Data provided START

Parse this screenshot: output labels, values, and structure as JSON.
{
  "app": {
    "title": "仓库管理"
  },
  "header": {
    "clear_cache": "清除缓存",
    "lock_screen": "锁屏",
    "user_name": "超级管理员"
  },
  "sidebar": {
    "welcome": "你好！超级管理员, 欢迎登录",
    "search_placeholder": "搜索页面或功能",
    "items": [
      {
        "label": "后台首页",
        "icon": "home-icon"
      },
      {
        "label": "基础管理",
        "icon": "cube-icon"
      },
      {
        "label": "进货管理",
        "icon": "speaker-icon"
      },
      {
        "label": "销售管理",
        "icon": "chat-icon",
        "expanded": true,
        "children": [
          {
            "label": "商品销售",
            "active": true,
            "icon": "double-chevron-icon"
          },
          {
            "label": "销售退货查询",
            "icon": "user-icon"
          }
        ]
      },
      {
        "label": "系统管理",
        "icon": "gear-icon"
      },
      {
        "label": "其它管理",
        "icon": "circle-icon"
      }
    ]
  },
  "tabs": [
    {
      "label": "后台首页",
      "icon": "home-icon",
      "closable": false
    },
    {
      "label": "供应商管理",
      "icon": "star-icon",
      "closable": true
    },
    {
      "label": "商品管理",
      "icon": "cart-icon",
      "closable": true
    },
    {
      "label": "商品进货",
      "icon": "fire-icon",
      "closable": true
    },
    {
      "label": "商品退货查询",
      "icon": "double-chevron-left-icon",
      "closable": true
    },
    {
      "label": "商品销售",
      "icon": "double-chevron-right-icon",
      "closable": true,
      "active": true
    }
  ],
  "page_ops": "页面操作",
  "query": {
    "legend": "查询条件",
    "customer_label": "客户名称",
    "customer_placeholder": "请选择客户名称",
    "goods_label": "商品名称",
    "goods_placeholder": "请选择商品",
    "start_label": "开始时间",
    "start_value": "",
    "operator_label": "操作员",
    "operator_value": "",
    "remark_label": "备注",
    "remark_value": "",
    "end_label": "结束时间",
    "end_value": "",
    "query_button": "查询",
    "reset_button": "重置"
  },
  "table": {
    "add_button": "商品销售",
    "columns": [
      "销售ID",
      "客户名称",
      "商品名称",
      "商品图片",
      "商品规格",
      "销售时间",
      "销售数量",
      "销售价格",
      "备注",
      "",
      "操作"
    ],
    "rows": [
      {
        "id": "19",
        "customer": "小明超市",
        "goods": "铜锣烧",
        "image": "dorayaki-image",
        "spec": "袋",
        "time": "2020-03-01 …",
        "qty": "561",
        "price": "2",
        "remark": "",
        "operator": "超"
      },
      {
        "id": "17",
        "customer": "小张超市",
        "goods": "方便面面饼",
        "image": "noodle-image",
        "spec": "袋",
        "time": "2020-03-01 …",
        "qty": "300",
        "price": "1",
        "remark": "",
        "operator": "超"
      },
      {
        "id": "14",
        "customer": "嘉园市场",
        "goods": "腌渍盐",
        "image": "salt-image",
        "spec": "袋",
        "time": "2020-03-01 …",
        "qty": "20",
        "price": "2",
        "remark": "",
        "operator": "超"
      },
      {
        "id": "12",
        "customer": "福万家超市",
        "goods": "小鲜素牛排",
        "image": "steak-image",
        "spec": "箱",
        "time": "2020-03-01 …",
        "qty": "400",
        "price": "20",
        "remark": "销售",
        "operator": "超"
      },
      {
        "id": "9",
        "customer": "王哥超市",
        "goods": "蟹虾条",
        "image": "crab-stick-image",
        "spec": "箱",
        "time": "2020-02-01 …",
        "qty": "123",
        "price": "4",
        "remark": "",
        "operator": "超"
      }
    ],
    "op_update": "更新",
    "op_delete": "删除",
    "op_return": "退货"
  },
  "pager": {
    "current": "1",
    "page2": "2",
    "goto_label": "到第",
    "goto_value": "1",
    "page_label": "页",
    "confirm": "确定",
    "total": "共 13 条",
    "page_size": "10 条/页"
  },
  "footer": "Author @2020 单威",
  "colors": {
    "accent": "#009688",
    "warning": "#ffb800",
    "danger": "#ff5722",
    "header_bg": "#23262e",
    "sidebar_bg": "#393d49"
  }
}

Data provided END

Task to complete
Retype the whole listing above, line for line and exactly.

Response area
Parse this screenshot: output labels, values, and structure as JSON.
{
  "app": {
    "title": "仓库管理"
  },
  "header": {
    "clear_cache": "清除缓存",
    "lock_screen": "锁屏",
    "user_name": "超级管理员"
  },
  "sidebar": {
    "welcome": "你好！超级管理员, 欢迎登录",
    "search_placeholder": "搜索页面或功能",
    "items": [
      {
        "label": "后台首页",
        "icon": "home-icon"
      },
      {
        "label": "基础管理",
        "icon": "cube-icon"
      },
      {
        "label": "进货管理",
        "icon": "speaker-icon"
      },
      {
        "label": "销售管理",
        "icon": "chat-icon",
        "expanded": true,
        "children": [
          {
            "label": "商品销售",
            "active": true,
            "icon": "double-chevron-icon"
          },
          {
            "label": "销售退货查询",
            "icon": "user-icon"
          }
        ]
      },
      {
        "label": "系统管理",
        "icon": "gear-icon"
      },
      {
        "label": "其它管理",
        "icon": "circle-icon"
      }
    ]
  },
  "tabs": [
    {
      "label": "后台首页",
      "icon": "home-icon",
      "closable": false
    },
    {
      "label": "供应商管理",
      "icon": "star-icon",
      "closable": true
    },
    {
      "label": "商品管理",
      "icon": "cart-icon",
      "closable": true
    },
    {
      "label": "商品进货",
      "icon": "fire-icon",
      "closable": true
    },
    {
      "label": "商品退货查询",
      "icon": "double-chevron-left-icon",
      "closable": true
    },
    {
      "label": "商品销售",
      "icon": "double-chevron-right-icon",
      "closable": true,
      "active": true
    }
  ],
  "page_ops": "页面操作",
  "query": {
    "legend": "查询条件",
    "customer_label": "客户名称",
    "customer_placeholder": "请选择客户名称",
    "goods_label": "商品名称",
    "goods_placeholder": "请选择商品",
    "start_label": "开始时间",
    "start_value": "",
    "operator_label": "操作员",
    "operator_value": "",
    "remark_label": "备注",
    "remark_value": "",
    "end_label": "结束时间",
    "end_value": "",
    "query_button": "查询",
    "reset_button": "重置"
  },
  "table": {
    "add_button": "商品销售",
    "columns": [
      "销售ID",
      "客户名称",
      "商品名称",
      "商品图片",
      "商品规格",
      "销售时间",
      "销售数量",
      "销售价格",
      "备注",
      "",
      "操作"
    ],
    "rows": [
      {
        "id": "19",
        "customer": "小明超市",
        "goods": "铜锣烧",
        "image": "dorayaki-image",
        "spec": "袋",
        "time": "2020-03-01 …",
        "qty": "561",
        "price": "2",
        "remark": "",
        "operator": "超"
      },
      {
        "id": "17",
        "customer": "小张超市",
        "goods": "方便面面饼",
        "image": "noodle-image",
        "spec": "袋",
        "time": "2020-03-01 …",
        "qty": "300",
        "price": "1",
        "remark": "",
        "operator": "超"
      },
      {
        "id": "14",
        "customer": "嘉园市场",
        "goods": "腌渍盐",
        "image": "salt-image",
        "spec": "袋",
        "time": "2020-03-01 …",
        "qty": "20",
        "price": "2",
        "remark": "",
        "operator": "超"
      },
      {
        "id": "12",
        "customer": "福万家超市",
        "goods": "小鲜素牛排",
        "image": "steak-image",
        "spec": "箱",
        "time": "2020-03-01 …",
        "qty": "400",
        "price": "20",
        "remark": "销售",
        "operator": "超"
      },
      {
        "id": "9",
        "customer": "王哥超市",
        "goods": "蟹虾条",
        "image": "crab-stick-image",
        "spec": "箱",
        "time": "2020-02-01 …",
        "qty": "123",
        "price": "4",
        "remark": "",
        "operator": "超"
      }
    ],
    "op_update": "更新",
    "op_delete": "删除",
    "op_return": "退货"
  },
  "pager": {
    "current": "1",
    "page2": "2",
    "goto_label": "到第",
    "goto_value": "1",
    "page_label": "页",
    "confirm": "确定",
    "total": "共 13 条",
    "page_size": "10 条/页"
  },
  "footer": "Author @2020 单威",
  "colors": {
    "accent": "#009688",
    "warning": "#ffb800",
    "danger": "#ff5722",
    "header_bg": "#23262e",
    "sidebar_bg": "#393d49"
  }
}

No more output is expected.